by Margaret McKinney, University Relations Office, New Mexico Highlands University


A New Mexico Highlands geology graduate student will conduct a hydrogeology research study of the lower Santa Fe River that aims to measure the quantity and quality of the water as it flows into the Rio Grande.

Ryan Mann, a 41-year-old Albuquerque native and Santa Fe resident, received a grant from the New Mexico Water Resources Research Institute to fund his study.

“The purpose of this study it to better define the hydrologic budget, the inflows and outflows of water, as well as the water chemistry,” Mann said. “In the La Cienga area of the lower Santa Fe River there’s been a shift in land use from agriculture toward more housing developments that rely entirely upon domestic wells. I’ll be looking at how this new land use is affecting the amount of river water and its quality.”

Mann said the study will help stakeholders in the La Cienga community such as farmers, ranchers, and homeowners better balance the demands on water in the lower Santa Fe River.

Mann will be collecting water samples at multiple monitoring sites during the summer and winter seasons to test the general chemistry of the water.

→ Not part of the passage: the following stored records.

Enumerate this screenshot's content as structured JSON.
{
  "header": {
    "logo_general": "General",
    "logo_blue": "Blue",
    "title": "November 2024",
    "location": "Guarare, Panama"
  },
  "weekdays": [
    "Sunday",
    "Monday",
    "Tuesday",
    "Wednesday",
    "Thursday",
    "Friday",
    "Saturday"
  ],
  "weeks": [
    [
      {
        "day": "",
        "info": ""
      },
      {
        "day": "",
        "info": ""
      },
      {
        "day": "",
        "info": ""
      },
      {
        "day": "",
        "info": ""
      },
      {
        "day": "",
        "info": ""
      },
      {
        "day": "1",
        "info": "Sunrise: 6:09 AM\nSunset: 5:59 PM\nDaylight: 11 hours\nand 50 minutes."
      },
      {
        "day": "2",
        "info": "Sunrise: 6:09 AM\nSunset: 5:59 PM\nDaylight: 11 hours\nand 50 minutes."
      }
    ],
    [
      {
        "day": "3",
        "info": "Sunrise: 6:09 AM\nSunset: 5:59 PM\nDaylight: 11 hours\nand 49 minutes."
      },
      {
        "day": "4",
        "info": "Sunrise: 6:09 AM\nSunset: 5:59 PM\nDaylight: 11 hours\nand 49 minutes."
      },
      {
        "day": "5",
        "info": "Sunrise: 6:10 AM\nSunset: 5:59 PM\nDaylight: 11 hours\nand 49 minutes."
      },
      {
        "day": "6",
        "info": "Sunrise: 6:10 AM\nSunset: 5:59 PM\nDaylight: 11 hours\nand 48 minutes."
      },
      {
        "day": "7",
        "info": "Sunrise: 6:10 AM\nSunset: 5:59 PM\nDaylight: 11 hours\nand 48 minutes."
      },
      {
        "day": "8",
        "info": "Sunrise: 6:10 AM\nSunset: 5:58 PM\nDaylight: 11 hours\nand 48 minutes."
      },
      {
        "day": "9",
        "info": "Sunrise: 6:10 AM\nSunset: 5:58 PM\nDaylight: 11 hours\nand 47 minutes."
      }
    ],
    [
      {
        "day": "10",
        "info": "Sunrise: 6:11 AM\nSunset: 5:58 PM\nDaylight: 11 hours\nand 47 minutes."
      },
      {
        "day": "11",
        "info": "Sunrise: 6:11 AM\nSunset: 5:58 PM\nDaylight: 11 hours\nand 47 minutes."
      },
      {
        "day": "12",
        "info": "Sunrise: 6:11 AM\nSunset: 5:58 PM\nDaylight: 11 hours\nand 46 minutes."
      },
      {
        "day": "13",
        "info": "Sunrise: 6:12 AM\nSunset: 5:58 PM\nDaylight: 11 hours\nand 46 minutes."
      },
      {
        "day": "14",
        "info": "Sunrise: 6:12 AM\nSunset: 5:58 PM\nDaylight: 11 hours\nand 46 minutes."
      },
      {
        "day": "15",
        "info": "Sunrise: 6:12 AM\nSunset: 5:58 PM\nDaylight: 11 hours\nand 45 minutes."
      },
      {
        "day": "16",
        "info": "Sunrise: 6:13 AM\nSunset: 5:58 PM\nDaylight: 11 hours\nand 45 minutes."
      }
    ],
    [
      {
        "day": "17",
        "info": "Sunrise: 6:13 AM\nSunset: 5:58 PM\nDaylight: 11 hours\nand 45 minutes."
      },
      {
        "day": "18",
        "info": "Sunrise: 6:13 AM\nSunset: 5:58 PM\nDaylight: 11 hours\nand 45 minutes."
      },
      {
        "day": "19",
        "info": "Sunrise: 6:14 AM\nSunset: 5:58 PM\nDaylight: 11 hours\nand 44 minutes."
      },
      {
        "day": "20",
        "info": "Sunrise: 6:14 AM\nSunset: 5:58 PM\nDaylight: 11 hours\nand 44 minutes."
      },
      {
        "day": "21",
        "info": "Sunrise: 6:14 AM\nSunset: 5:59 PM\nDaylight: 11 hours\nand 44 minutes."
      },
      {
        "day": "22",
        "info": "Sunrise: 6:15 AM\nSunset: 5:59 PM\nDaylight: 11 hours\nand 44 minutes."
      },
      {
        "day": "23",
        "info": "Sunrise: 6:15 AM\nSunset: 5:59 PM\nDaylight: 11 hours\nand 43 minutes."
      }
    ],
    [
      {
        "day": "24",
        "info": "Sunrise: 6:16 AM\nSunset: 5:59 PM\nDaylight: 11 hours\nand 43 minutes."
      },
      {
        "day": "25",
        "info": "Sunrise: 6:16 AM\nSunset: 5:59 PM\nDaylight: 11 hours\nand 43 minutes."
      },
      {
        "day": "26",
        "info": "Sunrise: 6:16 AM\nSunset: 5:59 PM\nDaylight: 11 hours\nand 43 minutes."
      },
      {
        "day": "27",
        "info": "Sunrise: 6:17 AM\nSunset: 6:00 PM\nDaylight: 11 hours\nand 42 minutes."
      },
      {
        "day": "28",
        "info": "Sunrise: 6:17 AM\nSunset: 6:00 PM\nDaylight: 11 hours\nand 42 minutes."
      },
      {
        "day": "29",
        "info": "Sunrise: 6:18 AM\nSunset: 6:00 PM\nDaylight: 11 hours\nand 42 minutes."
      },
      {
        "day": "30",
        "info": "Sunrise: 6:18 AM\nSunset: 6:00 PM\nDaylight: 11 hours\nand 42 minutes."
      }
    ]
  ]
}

“The chemistry will give an indication of overall water quality. We’ll also be measuring streamflow, which tells us how much water is flowing through the river. These measurements will be done on a weekly basis for a year,” Mann said.

He said the hydrogeology project will become his thesis. Highlands geology professor Jennifer Lindline is his research adviser and thesis committee chair.

“I approached Dr. Lindline inquiring how I could conduct a hydrogeology study that would benefit society and she suggested this topic. The Santa Fe Water Division has needed a study like this for a number of years. I’m honored that I get to complete a project that will have an impact,” Mann said.

Lindline said that water resources issues facing New Mexico and the Southwest United States are profound.

“The Highlands Environmental Geology Program works to raise students’ awareness of surface and ground water resources and the depths of water supply issues,” Lindline said. “Ryan’s study is a good example of data collection and collaboration with community stakeholders, city offices, and state agencies to improve the collective hydrogeologic understanding of this important La Cienga area.”

Mann said that Lindline has been great to work with at both the graduate and undergraduate level.

“Dr. Lindline is extremely good at keeping students focused on the task at hand and giving the right amount of direction while allowing us to also be independent in academic endeavors. She’s very thorough and encouraging,” Mann said.

Mann said he wants to stay in New Mexico to pursue his professional career.

“I want to work with the State of New Mexico in the area of water resources management. My current research will give me a solid foundation for my aspirations. I’m grateful the New Mexico Water Resources Research Institute is making it possible.”